The newsletter issue advises hospitalists to explain to patients and families who you are and what your role is, and to ask them pointedly whether they have concerns about that. Many patients feel abandoned by their primary care physicians; they don’t understand the new system, and they need to be reassured about the continuity of care. In a larger sense, ProMutual also suggests that institutions provide some type of public forum in their community for the public and providers both, to openly discuss ways to make the hospitalist system work for them all.
—Meg Gaines, JD, LLM
That Dollar Sign
Accumulating evidence shows that some of the contributory causes of rising healthcare-related litigiousness include patients’ higher expectations, poor provider-patient communication, and society’s adversarial legal stance.3
What is really to blame for the rising malpractice costs? “The medical system in our country is grounded in money,” says Meg Gaines, JD, LLM, clinical professor of law at the University of Wisconsin Law School, Madison. “It’s grounded in profit or, at the least, fiscal survival, depending on the institution. … In the bottom line equation, one of the variables is a dollar sign.”

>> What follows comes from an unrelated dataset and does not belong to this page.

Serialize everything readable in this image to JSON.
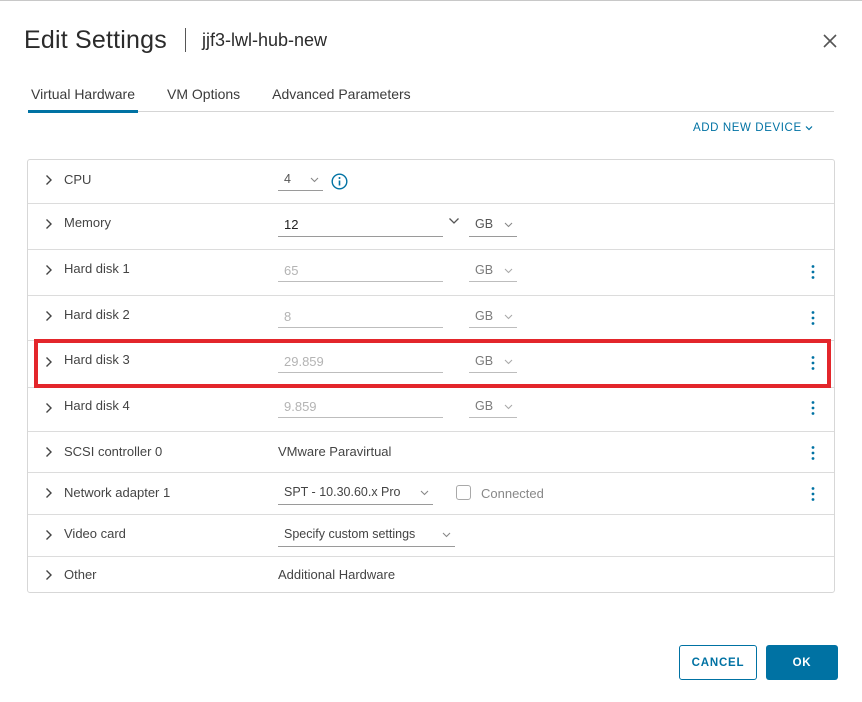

Therefore, she says, anyone working in the hospital needs to recognize that, to a great extent, their working life revolves around that equation.

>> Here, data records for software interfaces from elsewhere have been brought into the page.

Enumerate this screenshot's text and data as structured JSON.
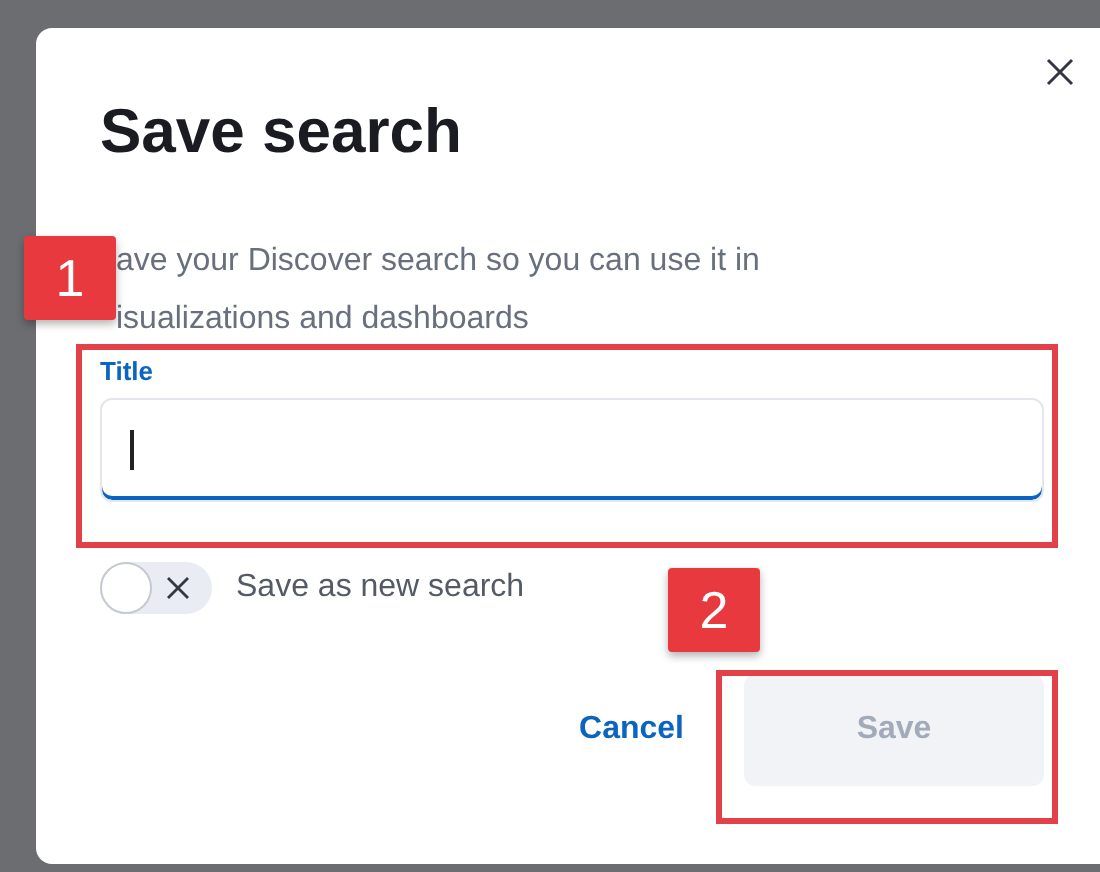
{
  "dialog": {
    "title": "Save search",
    "description_lines": [
      "ave your Discover search so you can use it in",
      "isualizations and dashboards"
    ]
  },
  "field": {
    "label": "Title",
    "focused": true
  },
  "toggle": {
    "label": "Save as new search",
    "on": false
  },
  "buttons": [
    {
      "label": "Cancel",
      "kind": "link",
      "disabled": false
    },
    {
      "label": "Save",
      "kind": "primary",
      "disabled": true
    }
  ],
  "callouts": [
    {
      "number": "1"
    },
    {
      "number": "2"
    }
  ]
}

“The press has made this connection between [the number and amounts of payouts for] lawsuits and rising malpractice costs,” says Professor Gaines. “[It’s not] that there isn’t a connection. But what we do know, and what there is ample research to show, is that malpractice rates are much more linked to the rise and fall of the stock market.”4-10
To an insurance provider, she explains, the premiums are basically a loss leader; that is, a product sold below cost. “They don’t make money on premiums,” says Professor Gaines. “They make money investing premiums. You can see the correlation between rates and stock market performance over time.”
Professor Gaines says that the media has led the public to believe that the high cost of healthcare is due to skyrocketing medical malpractice awards. “Many of the states that put caps on their awards for malpractice torts are doing fine, but so are many states without caps,” she says. “It behooves the press to pit wicked lawyers against angelic doctors, or vice versa,” but it’s a lot more complicated than that. “And that rhetoric takes away from the real point, which is this: Nobody disagrees that too many patients are injured through negligence. But the number of patients injured through documented negligence who actually sue is somewhere between 2%-8%,” which is a very small percentage. Maybe too small.